WHAT IS REQUIRED
Leave out the pictures and copy each record below exactly.

Collection entries

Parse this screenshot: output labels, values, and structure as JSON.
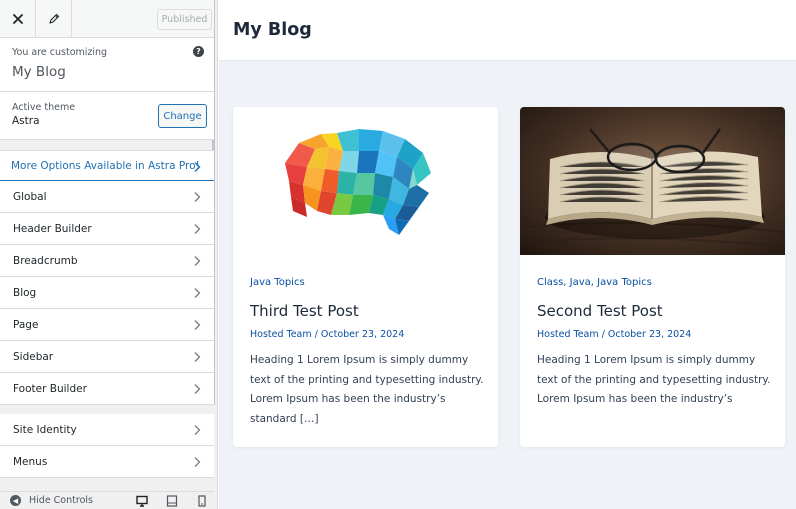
{
  "topbar": {
    "published_label": "Published"
  },
  "customizing": {
    "label": "You are customizing",
    "site_name": "My Blog"
  },
  "theme": {
    "label": "Active theme",
    "name": "Astra",
    "change_label": "Change"
  },
  "promo": {
    "label": "More Options Available in Astra Pro!"
  },
  "menu_group_1": [
    {
      "label": "Global"
    },
    {
      "label": "Header Builder"
    },
    {
      "label": "Breadcrumb"
    },
    {
      "label": "Blog"
    },
    {
      "label": "Page"
    },
    {
      "label": "Sidebar"
    },
    {
      "label": "Footer Builder"
    }
  ],
  "menu_group_2": [
    {
      "label": "Site Identity"
    },
    {
      "label": "Menus"
    }
  ],
  "bottom": {
    "hide_controls": "Hide Controls"
  },
  "preview": {
    "site_title": "My Blog",
    "posts": [
      {
        "categories": "Java Topics",
        "title": "Third Test Post",
        "author": "Hosted Team",
        "date": "October 23, 2024",
        "excerpt": "Heading 1 Lorem Ipsum is simply dummy text of the printing and typesetting industry. Lorem Ipsum has been the industry’s standard […]"
      },
      {
        "categories": "Class, Java, Java Topics",
        "title": "Second Test Post",
        "author": "Hosted Team",
        "date": "October 23, 2024",
        "excerpt": "Heading 1 Lorem Ipsum is simply dummy text of the printing and typesetting industry. Lorem Ipsum has been the industry’s"
      }
    ]
  },
  "colors": {
    "accent": "#2271b1",
    "link": "#0a4fa0",
    "preview_bg": "#eff3f7"
  }
}
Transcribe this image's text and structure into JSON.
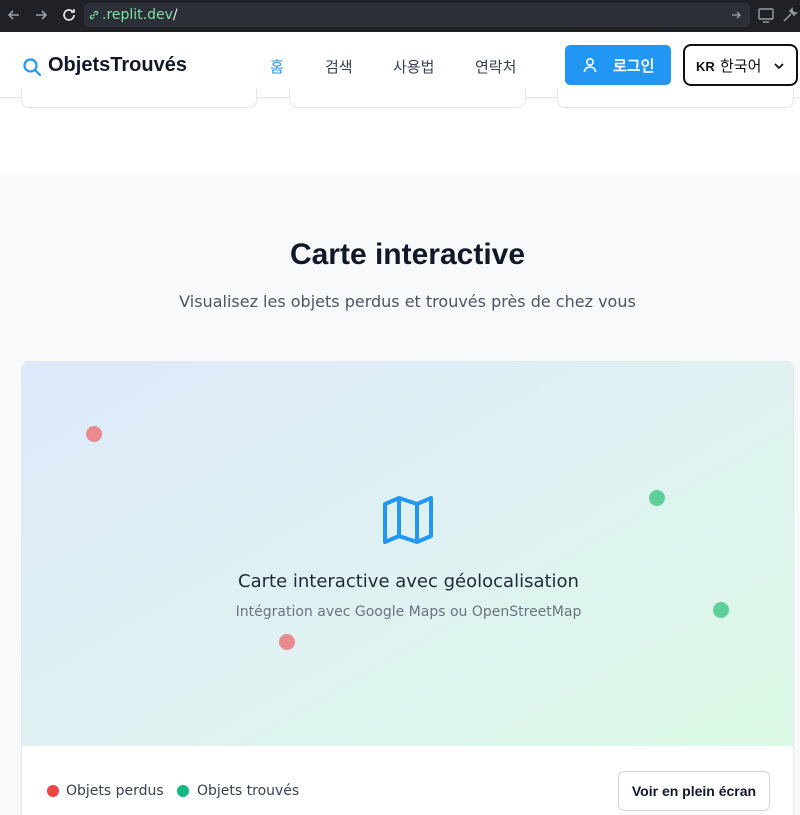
{
  "browser": {
    "url_host": ".replit.dev",
    "url_path": "/"
  },
  "header": {
    "logo_text": "ObjetsTrouvés",
    "nav": [
      {
        "label": "홈",
        "active": true
      },
      {
        "label": "검색",
        "active": false
      },
      {
        "label": "사용법",
        "active": false
      },
      {
        "label": "연락처",
        "active": false
      }
    ],
    "login_label": "로그인",
    "language": {
      "code": "KR",
      "name": "한국어"
    }
  },
  "section": {
    "title": "Carte interactive",
    "subtitle": "Visualisez les objets perdus et trouvés près de chez vous"
  },
  "map": {
    "title": "Carte interactive avec géolocalisation",
    "description": "Intégration avec Google Maps ou OpenStreetMap",
    "lost_color": "#ef4444",
    "found_color": "#10b981"
  },
  "legend": {
    "lost_label": "Objets perdus",
    "found_label": "Objets trouvés"
  },
  "fullscreen_label": "Voir en plein écran"
}
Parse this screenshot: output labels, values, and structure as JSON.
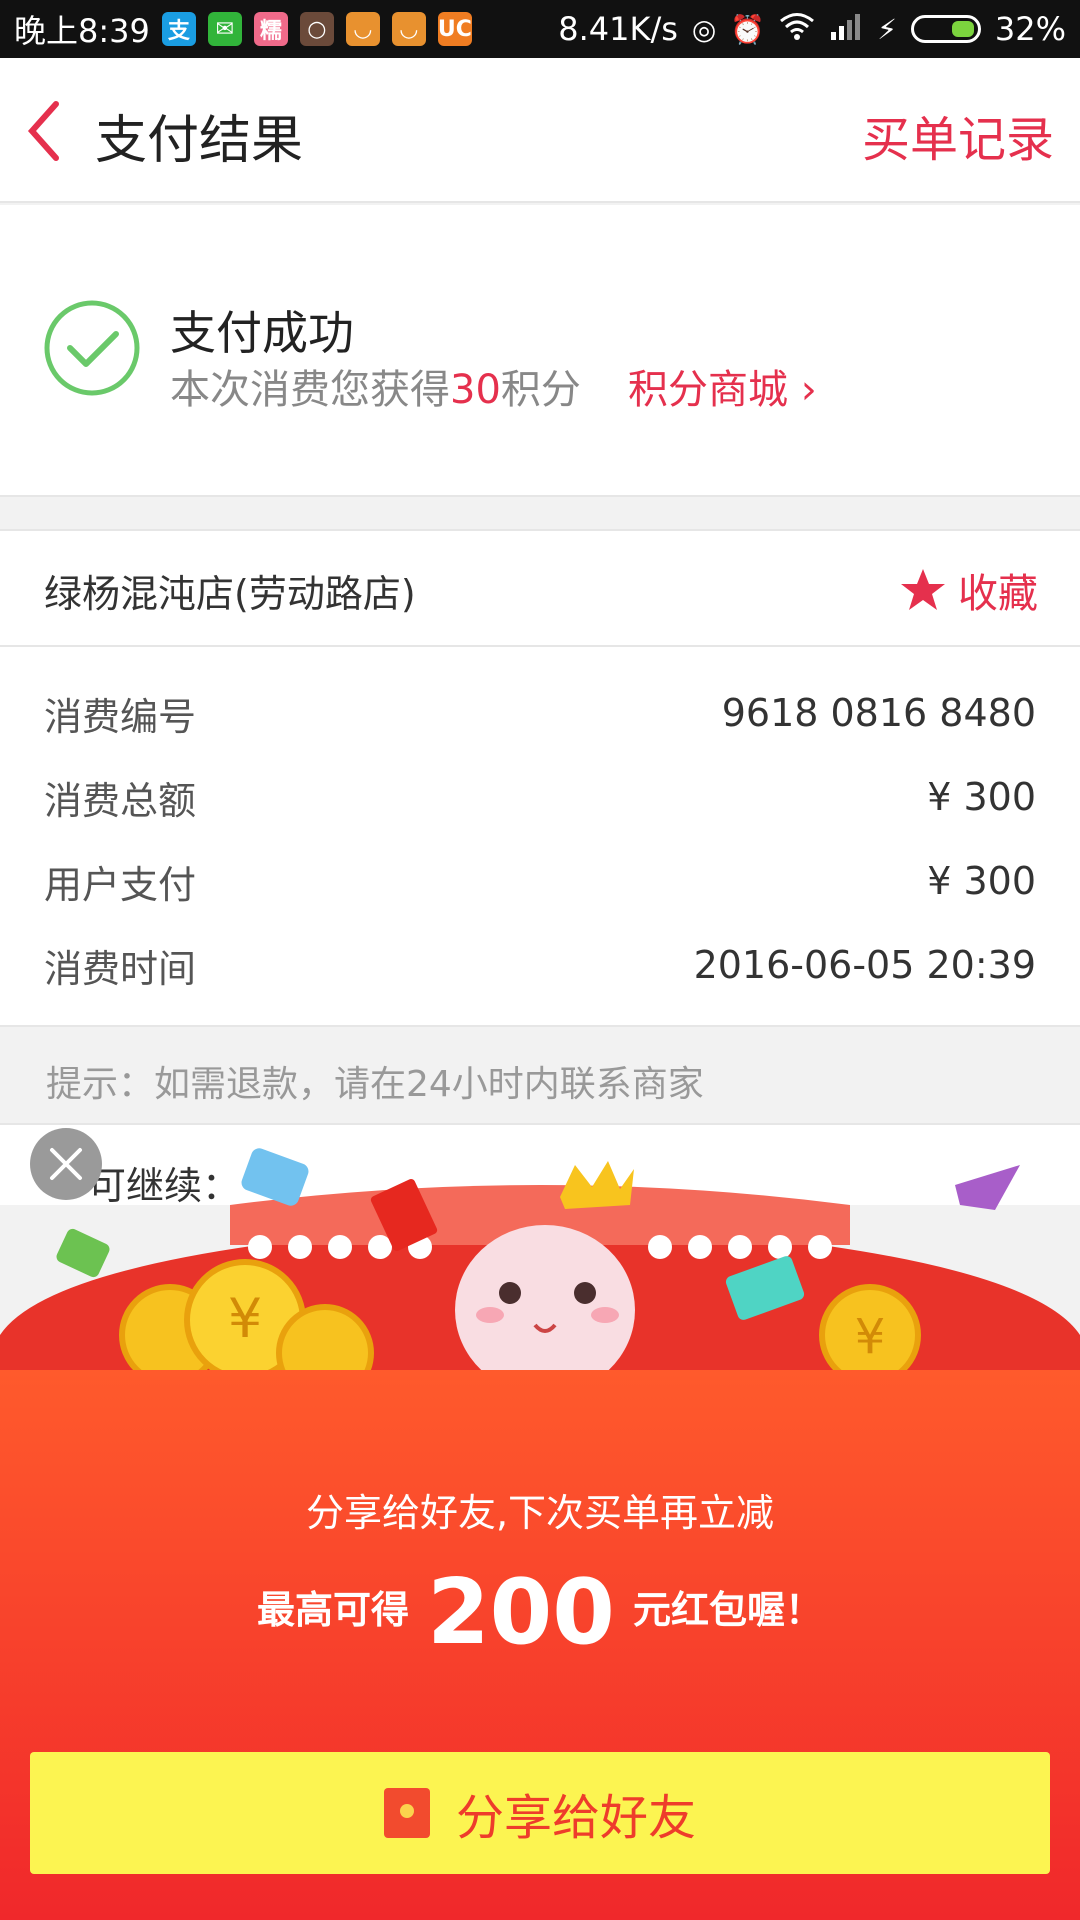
{
  "status_bar": {
    "time": "晚上8:39",
    "speed": "8.41K/s",
    "battery": "32%",
    "apps": [
      {
        "name": "alipay-icon",
        "glyph": "支",
        "color": "#1a9de2"
      },
      {
        "name": "wechat-icon",
        "glyph": "✉",
        "color": "#31b43a"
      },
      {
        "name": "app-icon",
        "glyph": "糯",
        "color": "#f06a8a"
      },
      {
        "name": "app-icon",
        "glyph": "○",
        "color": "#6b4a3a"
      },
      {
        "name": "shopping-icon",
        "glyph": "◡",
        "color": "#e8912f"
      },
      {
        "name": "shopping-icon",
        "glyph": "◡",
        "color": "#e8912f"
      },
      {
        "name": "uc-browser-icon",
        "glyph": "UC",
        "color": "#f07d22"
      }
    ]
  },
  "header": {
    "title": "支付结果",
    "record_link": "买单记录"
  },
  "success": {
    "title": "支付成功",
    "desc_prefix": "本次消费您获得",
    "points": "30",
    "desc_suffix": "积分",
    "mall_link": "积分商城"
  },
  "store": {
    "name": "绿杨混沌店(劳动路店)",
    "fav_label": "收藏"
  },
  "details": [
    {
      "label": "消费编号",
      "value": "9618 0816 8480"
    },
    {
      "label": "消费总额",
      "value": "¥ 300"
    },
    {
      "label": "用户支付",
      "value": "¥ 300"
    },
    {
      "label": "消费时间",
      "value": "2016-06-05 20:39"
    }
  ],
  "tip": "提示：如需退款，请在24小时内联系商家",
  "continue_text": "可继续：",
  "promo": {
    "line1": "分享给好友,下次买单再立减",
    "line2_prefix": "最高可得",
    "amount": "200",
    "line2_suffix": "元红包喔！",
    "share_button": "分享给好友"
  },
  "colors": {
    "accent": "#e5304d",
    "success_green": "#6ac96a",
    "promo_red": "#f0282b",
    "share_yellow": "#fcf451"
  }
}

REPLY
Parse this screenshot: output labels, values, and structure as JSON.
{
  "topbar": {
    "published_label": "Published"
  },
  "customizing": {
    "label": "You are customizing",
    "site_name": "My Blog"
  },
  "theme": {
    "label": "Active theme",
    "name": "Astra",
    "change_label": "Change"
  },
  "promo": {
    "label": "More Options Available in Astra Pro!"
  },
  "menu_group_1": [
    {
      "label": "Global"
    },
    {
      "label": "Header Builder"
    },
    {
      "label": "Breadcrumb"
    },
    {
      "label": "Blog"
    },
    {
      "label": "Page"
    },
    {
      "label": "Sidebar"
    },
    {
      "label": "Footer Builder"
    }
  ],
  "menu_group_2": [
    {
      "label": "Site Identity"
    },
    {
      "label": "Menus"
    }
  ],
  "bottom": {
    "hide_controls": "Hide Controls"
  },
  "preview": {
    "site_title": "My Blog",
    "posts": [
      {
        "categories": "Java Topics",
        "title": "Third Test Post",
        "author": "Hosted Team",
        "date": "October 23, 2024",
        "excerpt": "Heading 1 Lorem Ipsum is simply dummy text of the printing and typesetting industry. Lorem Ipsum has been the industry’s standard […]"
      },
      {
        "categories": "Class, Java, Java Topics",
        "title": "Second Test Post",
        "author": "Hosted Team",
        "date": "October 23, 2024",
        "excerpt": "Heading 1 Lorem Ipsum is simply dummy text of the printing and typesetting industry. Lorem Ipsum has been the industry’s"
      }
    ]
  },
  "colors": {
    "accent": "#2271b1",
    "link": "#0a4fa0",
    "preview_bg": "#eff3f7"
  }
}
Transcribe this image's text and structure into JSON.
{
  "browser": {
    "url_host": ".replit.dev",
    "url_path": "/"
  },
  "header": {
    "logo_text": "ObjetsTrouvés",
    "nav": [
      {
        "label": "홈",
        "active": true
      },
      {
        "label": "검색",
        "active": false
      },
      {
        "label": "사용법",
        "active": false
      },
      {
        "label": "연락처",
        "active": false
      }
    ],
    "login_label": "로그인",
    "language": {
      "code": "KR",
      "name": "한국어"
    }
  },
  "section": {
    "title": "Carte interactive",
    "subtitle": "Visualisez les objets perdus et trouvés près de chez vous"
  },
  "map": {
    "title": "Carte interactive avec géolocalisation",
    "description": "Intégration avec Google Maps ou OpenStreetMap",
    "lost_color": "#ef4444",
    "found_color": "#10b981"
  },
  "legend": {
    "lost_label": "Objets perdus",
    "found_label": "Objets trouvés"
  },
  "fullscreen_label": "Voir en plein écran"
}
Parse this screenshot: output labels, values, and structure as JSON.
{
  "status_bar": {
    "time": "晚上8:39",
    "speed": "8.41K/s",
    "battery": "32%",
    "apps": [
      {
        "name": "alipay-icon",
        "glyph": "支",
        "color": "#1a9de2"
      },
      {
        "name": "wechat-icon",
        "glyph": "✉",
        "color": "#31b43a"
      },
      {
        "name": "app-icon",
        "glyph": "糯",
        "color": "#f06a8a"
      },
      {
        "name": "app-icon",
        "glyph": "○",
        "color": "#6b4a3a"
      },
      {
        "name": "shopping-icon",
        "glyph": "◡",
        "color": "#e8912f"
      },
      {
        "name": "shopping-icon",
        "glyph": "◡",
        "color": "#e8912f"
      },
      {
        "name": "uc-browser-icon",
        "glyph": "UC",
        "color": "#f07d22"
      }
    ]
  },
  "header": {
    "title": "支付结果",
    "record_link": "买单记录"
  },
  "success": {
    "title": "支付成功",
    "desc_prefix": "本次消费您获得",
    "points": "30",
    "desc_suffix": "积分",
    "mall_link": "积分商城"
  },
  "store": {
    "name": "绿杨混沌店(劳动路店)",
    "fav_label": "收藏"
  },
  "details": [
    {
      "label": "消费编号",
      "value": "9618 0816 8480"
    },
    {
      "label": "消费总额",
      "value": "¥ 300"
    },
    {
      "label": "用户支付",
      "value": "¥ 300"
    },
    {
      "label": "消费时间",
      "value": "2016-06-05 20:39"
    }
  ],
  "tip": "提示：如需退款，请在24小时内联系商家",
  "continue_text": "可继续：",
  "promo": {
    "line1": "分享给好友,下次买单再立减",
    "line2_prefix": "最高可得",
    "amount": "200",
    "line2_suffix": "元红包喔！",
    "share_button": "分享给好友"
  },
  "colors": {
    "accent": "#e5304d",
    "success_green": "#6ac96a",
    "promo_red": "#f0282b",
    "share_yellow": "#fcf451"
  }
}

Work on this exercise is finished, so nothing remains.